CONCLUSION

http://laborcenter.berkeley.edu/retail/bigbox_livingwage_policies11.pdf

http://laborcenter.berkeley.edu/research/walmart.shtml

Should policy makers consider supporting legislation that would raise wages at Walmart? Should they be concerned that low-income shoppers will bear the cost if Walmart is required to increase its minimum wage to $12 an hour?

Our data suggests that a $12 per hour minimum wage standard at Walmart would be effective in aiding lower-income families. If Walmart increased its minimum wage to $12 per hour, 41.4 percent of the income gain would accrue to workers with wages below 200 percent FPL. These low-wage workers could expect to earn an additional $1,670 to $6,500 a year in income.

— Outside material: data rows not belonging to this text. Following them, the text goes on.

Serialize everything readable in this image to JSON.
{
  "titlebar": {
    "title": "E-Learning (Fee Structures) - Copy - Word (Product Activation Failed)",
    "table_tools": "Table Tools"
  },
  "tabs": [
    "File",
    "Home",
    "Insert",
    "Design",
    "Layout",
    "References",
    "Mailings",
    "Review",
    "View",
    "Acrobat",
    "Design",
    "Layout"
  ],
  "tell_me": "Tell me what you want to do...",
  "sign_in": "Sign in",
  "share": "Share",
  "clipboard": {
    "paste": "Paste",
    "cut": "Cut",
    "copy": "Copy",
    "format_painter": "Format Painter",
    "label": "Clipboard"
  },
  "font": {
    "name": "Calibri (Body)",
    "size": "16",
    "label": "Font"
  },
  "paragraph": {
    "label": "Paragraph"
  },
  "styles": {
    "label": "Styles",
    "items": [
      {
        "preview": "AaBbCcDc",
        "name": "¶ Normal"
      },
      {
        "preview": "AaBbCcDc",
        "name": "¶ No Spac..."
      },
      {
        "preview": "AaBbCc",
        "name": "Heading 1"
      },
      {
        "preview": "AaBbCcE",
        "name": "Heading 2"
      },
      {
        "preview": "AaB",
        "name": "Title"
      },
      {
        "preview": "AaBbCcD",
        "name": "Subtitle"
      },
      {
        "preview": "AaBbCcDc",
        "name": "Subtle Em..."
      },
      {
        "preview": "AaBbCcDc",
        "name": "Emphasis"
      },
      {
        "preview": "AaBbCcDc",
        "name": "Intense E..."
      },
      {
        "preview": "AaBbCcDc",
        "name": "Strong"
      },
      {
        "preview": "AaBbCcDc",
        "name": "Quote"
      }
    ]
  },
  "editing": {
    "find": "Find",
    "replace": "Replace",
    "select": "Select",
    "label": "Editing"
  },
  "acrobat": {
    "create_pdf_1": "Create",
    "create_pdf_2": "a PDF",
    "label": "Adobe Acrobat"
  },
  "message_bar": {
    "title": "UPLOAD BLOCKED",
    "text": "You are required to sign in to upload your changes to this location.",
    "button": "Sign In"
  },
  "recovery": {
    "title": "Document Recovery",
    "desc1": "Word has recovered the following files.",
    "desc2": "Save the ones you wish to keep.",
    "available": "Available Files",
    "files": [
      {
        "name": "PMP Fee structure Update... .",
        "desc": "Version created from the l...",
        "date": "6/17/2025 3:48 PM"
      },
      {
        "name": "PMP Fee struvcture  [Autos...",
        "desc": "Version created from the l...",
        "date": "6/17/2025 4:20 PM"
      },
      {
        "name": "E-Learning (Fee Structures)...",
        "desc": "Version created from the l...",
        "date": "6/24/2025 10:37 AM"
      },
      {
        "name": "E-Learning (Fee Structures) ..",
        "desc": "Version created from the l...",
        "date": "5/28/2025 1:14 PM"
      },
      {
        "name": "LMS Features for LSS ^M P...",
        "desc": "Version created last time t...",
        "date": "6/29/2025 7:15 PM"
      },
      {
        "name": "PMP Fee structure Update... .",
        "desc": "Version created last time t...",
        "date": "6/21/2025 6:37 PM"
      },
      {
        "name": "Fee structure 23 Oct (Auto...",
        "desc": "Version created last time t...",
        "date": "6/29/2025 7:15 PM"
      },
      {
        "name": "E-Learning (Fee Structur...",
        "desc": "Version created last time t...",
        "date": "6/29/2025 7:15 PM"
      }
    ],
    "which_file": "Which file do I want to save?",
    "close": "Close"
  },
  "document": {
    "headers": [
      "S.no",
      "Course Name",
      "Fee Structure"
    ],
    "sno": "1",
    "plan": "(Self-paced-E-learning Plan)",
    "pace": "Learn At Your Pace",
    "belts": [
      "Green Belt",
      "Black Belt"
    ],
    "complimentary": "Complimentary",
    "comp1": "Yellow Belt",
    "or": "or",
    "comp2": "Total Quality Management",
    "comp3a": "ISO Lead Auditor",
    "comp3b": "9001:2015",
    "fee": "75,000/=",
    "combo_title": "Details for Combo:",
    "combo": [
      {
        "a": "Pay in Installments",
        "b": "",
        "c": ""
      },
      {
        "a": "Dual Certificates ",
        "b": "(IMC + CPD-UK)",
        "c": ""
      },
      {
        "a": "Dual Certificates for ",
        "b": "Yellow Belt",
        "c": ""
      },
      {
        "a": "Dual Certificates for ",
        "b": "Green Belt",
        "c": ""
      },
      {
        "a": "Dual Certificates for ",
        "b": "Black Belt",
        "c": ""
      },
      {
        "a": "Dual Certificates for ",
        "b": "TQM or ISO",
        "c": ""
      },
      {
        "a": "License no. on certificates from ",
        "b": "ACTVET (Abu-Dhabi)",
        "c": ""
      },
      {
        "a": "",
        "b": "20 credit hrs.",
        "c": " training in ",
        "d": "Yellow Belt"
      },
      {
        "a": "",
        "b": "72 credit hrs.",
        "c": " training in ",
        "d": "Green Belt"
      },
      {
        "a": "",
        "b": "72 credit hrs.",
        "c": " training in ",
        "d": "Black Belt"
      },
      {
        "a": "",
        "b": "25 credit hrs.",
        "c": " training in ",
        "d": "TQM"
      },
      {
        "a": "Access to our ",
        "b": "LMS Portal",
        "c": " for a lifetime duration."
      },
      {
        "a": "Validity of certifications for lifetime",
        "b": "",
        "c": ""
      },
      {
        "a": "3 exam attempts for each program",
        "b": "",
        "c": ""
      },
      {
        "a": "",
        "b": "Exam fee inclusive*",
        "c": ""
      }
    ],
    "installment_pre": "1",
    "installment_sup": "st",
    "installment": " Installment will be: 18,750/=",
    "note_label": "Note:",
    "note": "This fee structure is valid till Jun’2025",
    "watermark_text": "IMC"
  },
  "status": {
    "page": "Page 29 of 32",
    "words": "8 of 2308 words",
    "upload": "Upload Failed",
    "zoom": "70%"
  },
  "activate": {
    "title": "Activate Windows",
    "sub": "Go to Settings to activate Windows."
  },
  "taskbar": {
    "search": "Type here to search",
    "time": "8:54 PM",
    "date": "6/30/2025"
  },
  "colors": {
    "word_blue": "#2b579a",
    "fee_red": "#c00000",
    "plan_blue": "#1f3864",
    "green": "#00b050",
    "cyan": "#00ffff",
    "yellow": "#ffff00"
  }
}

If Walmart passed on 100 percent of the wage increase to consumers through price increases, which is unlikely, the impact for the average Walmart shopper would be $12.49 a year (Table 6, page 8). We estimate that 28.1 percent of the impact of the price increase would be borne by shoppers with incomes below 200 percent FPL.

Finally, we should consider the impact of a mandated wage increase on the economic viability of big box retailers. Some analysts suggest that Walmart could not just raise wages, and prices, given that it operates in a competitive environment. However, a living wage policy would require all large retailers to operate under the same standards.

Jacobs, Graham-Squire, and Luce | APRIL 2011 7

Defending the Community:

$12.00 an hour minimum wage for large employers in Eureka:

http://eurekafairwageact.wordpress.com

Study: California Families Need $63,000 Per Year To Meet Basic Needs

A family of four in California would need an average of more than $63,000 a year – nearly triple the federal poverty level – to cover its basic needs, according to an analysis of the state’s cost of living to be released today.

The 2011 Self-Sufficiency Standard, released by the Insight Center for Community Economic Development, a national research organization, shows that in every county in California, the federal poverty level falls short of meeting basic needs: housing, food, child care, health care, transportation and other essential household expenses.

Taking all these costs into consideration, the standard calculates the minimum annual income required for 156 family compositions in each county. The pre-tax income needed to make ends meet for a family of two working, married adults; a preschooler; and a primary school-aged child ranged from $53,775 in Tulare County to $86,629 in Marin County. For a family of four, the 2011 federal poverty level, which is based on the cost of food alone and does not take into account regional cost-of-living differences in the contiguous United States, is $22,350.

more @ California Watch http://californiawatch.org/dailyreport/federal-poverty-level-doesnt-meet-basic-needs-data-shows-12903